We were suprised not only someone so near would be approved, not only that a school with kids aged 7-12 was doing La Cage,  But also …because it was school for children with special needs.  All of my office mates wanted to go, but I was really torn from the beginning. I wanted to absolutely make sure that we weren’t attending in a mean spirited way.  I went.

Before the curtain the director made a very impassioned speech at the beginning explaining to the roomful of parents WHY she had chosen to do La Cage aux Folles with Middle-School kids. She spoke out against gay slurs and general intolerance of difference. After a short scene inwhich young kids simulated calling each other fags on the playground the director resumed her talk, and explained that her greatest gift to these children would be to teach them that EVERYONE operates differently, but that doesn’t mean that ANYONE is less.

I was really moved by how she pulled everything together and later on I was really effected by the 12 year old boy from a special needs school singing I am what I am…but I did laugh. a lot.  Not at the kids, but at the show itself.  This school and changed, rearranged, added and cut and insane amount of material.  To give you a slight idea…here is the songlist from the evening:

We Are Family*
Speechless**
The Way you Make Me Feel**
With You on my Arm***
Human Nature**
I Am What I am***

Intermission

Bad**
Look Over There***
ABC****
Best of Times is Now***
Papparazzi*****
We Are Family (Reprise)*
I Am What I Am (Reprise)***
Human Nature (Reprise)**

KEY for Song credit:
*Pointer Sisters
**Michael Jackson
***Jerry Herman (the creator of La Cage Aux Folles)
****The Jackson 5
*****Lady Gaga

This show was hysterical.
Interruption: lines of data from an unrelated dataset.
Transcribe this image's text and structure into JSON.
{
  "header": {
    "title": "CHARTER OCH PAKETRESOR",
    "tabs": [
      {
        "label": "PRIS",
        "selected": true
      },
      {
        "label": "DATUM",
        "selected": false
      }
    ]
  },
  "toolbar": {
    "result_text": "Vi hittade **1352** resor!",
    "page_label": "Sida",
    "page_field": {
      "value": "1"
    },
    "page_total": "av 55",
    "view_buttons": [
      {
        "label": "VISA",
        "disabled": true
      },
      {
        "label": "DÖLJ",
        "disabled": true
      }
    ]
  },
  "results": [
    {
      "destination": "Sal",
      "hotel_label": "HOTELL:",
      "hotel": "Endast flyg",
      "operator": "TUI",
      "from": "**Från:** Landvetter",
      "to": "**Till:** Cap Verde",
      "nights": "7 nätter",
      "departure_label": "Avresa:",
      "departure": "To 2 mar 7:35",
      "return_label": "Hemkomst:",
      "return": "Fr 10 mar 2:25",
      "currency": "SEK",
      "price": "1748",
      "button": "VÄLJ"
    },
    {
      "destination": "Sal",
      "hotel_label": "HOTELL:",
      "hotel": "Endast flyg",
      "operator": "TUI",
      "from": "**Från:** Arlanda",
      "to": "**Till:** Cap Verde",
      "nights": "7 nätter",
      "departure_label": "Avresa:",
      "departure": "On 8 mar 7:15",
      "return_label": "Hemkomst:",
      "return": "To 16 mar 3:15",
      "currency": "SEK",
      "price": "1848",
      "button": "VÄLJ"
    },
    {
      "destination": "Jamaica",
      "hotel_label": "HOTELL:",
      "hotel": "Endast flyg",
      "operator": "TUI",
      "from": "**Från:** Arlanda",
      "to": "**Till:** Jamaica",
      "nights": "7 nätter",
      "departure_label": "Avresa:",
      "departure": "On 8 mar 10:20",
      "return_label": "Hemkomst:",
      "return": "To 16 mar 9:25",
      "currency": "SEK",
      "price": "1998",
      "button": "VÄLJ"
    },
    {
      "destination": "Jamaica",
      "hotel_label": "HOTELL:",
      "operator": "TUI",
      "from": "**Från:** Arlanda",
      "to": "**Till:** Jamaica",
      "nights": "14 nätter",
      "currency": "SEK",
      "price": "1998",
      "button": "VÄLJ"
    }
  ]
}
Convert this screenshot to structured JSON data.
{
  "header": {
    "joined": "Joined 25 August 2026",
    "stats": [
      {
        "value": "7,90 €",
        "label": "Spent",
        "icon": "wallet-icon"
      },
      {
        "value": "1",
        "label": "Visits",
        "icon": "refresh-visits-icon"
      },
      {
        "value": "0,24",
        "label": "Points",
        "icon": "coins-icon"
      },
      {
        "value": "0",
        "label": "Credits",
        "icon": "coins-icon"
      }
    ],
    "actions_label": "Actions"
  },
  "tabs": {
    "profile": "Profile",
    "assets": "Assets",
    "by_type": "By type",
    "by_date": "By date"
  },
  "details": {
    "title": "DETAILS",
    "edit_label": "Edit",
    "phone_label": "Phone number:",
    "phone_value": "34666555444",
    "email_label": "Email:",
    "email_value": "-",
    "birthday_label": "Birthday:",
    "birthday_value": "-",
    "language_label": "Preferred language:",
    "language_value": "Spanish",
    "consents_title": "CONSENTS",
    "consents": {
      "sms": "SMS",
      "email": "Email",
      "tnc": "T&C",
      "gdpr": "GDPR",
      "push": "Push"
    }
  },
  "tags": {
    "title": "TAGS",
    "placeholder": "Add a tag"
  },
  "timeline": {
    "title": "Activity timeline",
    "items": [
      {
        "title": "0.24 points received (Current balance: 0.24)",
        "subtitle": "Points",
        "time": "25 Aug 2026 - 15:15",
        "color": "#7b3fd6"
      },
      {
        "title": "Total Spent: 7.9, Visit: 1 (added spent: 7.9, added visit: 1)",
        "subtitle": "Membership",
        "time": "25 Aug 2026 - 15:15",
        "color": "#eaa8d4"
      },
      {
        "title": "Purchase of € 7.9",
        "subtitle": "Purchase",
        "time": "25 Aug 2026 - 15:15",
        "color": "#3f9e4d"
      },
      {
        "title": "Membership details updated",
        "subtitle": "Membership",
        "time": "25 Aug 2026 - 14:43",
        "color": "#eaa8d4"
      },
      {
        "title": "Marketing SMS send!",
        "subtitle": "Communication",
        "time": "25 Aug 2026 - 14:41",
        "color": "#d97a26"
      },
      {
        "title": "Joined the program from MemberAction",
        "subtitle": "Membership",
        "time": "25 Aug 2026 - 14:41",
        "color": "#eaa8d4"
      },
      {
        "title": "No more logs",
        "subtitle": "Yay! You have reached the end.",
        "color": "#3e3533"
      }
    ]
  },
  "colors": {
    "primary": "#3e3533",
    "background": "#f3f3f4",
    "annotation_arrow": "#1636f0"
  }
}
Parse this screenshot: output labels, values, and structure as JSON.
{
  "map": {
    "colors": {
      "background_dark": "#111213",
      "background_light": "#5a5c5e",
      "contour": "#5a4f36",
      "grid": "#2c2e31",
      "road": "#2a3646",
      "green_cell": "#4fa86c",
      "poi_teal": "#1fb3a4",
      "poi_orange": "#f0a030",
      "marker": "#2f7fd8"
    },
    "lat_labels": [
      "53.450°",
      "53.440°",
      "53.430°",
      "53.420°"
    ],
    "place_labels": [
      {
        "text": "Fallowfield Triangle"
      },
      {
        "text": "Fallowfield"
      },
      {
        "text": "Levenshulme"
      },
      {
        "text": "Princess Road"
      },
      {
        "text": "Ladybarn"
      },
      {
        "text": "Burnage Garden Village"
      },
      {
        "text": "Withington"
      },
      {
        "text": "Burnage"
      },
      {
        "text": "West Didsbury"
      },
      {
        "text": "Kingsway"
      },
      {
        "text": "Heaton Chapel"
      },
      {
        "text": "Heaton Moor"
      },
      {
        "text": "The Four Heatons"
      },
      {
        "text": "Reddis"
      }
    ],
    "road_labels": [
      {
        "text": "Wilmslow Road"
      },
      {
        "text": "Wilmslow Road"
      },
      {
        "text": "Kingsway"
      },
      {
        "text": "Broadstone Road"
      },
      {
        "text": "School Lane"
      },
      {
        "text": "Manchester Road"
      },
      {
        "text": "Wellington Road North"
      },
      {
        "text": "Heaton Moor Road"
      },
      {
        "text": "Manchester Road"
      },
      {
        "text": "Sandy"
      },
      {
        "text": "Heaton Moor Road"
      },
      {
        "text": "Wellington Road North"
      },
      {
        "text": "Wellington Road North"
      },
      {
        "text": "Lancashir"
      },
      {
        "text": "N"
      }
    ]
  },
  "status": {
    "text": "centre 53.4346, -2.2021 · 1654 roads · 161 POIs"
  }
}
Aside from the fact that the whole show ended with the a reprise of Michael Jackson’s Human Nature, I most enjoyed “ABC” which was actually sung outside the story arc of La Cage by a student who was was discontent with the casting of “spring play twenty-ten” and wanted a solo although cast in the ensemble.  this was all explained in the preceding monologue.  How Meta!